may be affected by confounding and reporting bias. Additionally, because cervical
cancer in pregnancy is a relatively rare event, we are limited by small numbers. Due
to the nature and scope of this study, we were not able to collect and compare
specific neonatal outcomes, although these were universally favorable. In spite of
these limitations, the ability to compare age- and stagematched pregnant and
nonpregnant cervical cancer patients provides some insight into oncologic
outcomes based on pregnancy status. The matched design in a contemporary
cohort also corrects for potential changes in practice patterns over the time period
studied. We also compared timing of radical hysterectomy in the peripartum period,
which has been a point of discussion in the literature. In this study, we did not
demonstrate a significant impact on survival with a delay in surgery to the
postpartum period, although the treatment delay in our pregnancy cohort was
significantly longer than the nonpregnant patients.

Cervical cancer diagnosed in the context of pregnancy remains a rare event,


although interaction with the medical system in pregnancy provides a unique
opportunity to screen for and diagnose this gynecologic malignancy. We would
recommend following age-based guidelines put forth by the American Society for
Colposcopy and Cervical Pathology (ASCCP) for cervical cancer screening in
pregnancy, provided obstetricians are able to confirm normal cytology with prior
records. We recognize that this may be challenging in populations that pursue
antenatal care in a different system from their primary preventative care. If prior
normal cytologic results are unable to be confirmed, screening Pap (with human
papillomavirus cotesting based on ASCCP guidelines) may be considered at the
initial prenatal visit.

Based on this series, tertiary and quaternary referral centers are likely to manage
approximately 1-2 cases of cervical cancer in pregnancy annually, many of which
will be referred after abnormal cervical cytology or biopsy results.

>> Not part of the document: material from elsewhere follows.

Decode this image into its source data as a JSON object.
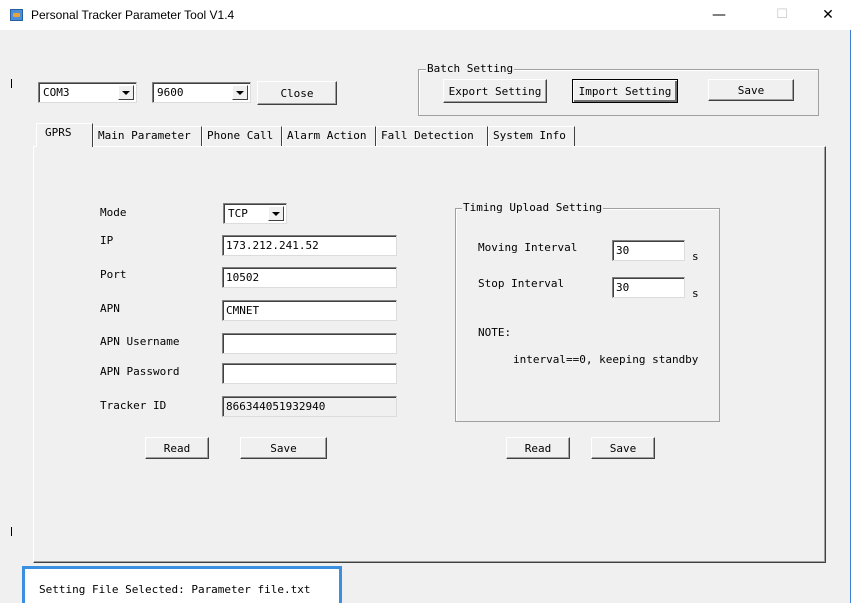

Management
strategies among multidisciplinary teams remain variable, appropriately taking into
account the patients individual clinical characteristics and personal preferences
regarding pregnancy outcome and potential treatment delay. Results of this study
may be useful in counseling women facing the diagnosis of cervical cancer in
pregnancy. We continue to recommend a multidisciplinary approach with maternal
fetal medicine and gynecologic oncology to guide the counseling and treatment of
these patients.